[Interface dataset entries]
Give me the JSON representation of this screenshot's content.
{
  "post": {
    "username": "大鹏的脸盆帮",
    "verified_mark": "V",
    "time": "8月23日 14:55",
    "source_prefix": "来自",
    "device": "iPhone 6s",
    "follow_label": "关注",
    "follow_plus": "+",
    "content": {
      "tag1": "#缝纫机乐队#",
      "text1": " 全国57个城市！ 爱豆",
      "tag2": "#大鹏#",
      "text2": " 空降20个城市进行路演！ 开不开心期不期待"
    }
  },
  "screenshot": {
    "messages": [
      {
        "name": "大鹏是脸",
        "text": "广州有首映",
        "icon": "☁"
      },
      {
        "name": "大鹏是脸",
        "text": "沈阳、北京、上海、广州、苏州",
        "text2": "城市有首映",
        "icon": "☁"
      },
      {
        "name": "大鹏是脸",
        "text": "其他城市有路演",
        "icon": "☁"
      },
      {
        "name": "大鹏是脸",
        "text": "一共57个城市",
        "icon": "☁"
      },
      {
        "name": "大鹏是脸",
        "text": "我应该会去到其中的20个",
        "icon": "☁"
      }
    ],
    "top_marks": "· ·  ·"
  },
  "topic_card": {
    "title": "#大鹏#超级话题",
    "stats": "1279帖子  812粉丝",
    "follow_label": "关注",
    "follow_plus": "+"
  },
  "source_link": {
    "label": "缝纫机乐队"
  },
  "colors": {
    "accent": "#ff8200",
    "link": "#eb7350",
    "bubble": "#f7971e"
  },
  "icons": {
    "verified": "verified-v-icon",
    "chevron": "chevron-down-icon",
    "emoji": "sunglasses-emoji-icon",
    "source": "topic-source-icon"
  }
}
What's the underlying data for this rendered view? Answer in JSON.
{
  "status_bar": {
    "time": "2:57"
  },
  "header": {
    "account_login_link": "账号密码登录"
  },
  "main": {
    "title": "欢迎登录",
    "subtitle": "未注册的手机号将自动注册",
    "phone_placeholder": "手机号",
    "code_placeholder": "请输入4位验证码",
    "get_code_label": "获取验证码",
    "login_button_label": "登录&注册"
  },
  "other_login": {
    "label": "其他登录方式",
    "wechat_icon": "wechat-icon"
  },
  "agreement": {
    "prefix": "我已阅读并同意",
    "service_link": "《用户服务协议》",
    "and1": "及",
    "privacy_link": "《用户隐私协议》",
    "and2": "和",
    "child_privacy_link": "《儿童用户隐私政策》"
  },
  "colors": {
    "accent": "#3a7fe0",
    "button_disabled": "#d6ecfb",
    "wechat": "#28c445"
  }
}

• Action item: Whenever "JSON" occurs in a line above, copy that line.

• Answer section:
Give me the JSON representation of this screenshot's content.
What's the underlying data for this rendered view? Answer in JSON.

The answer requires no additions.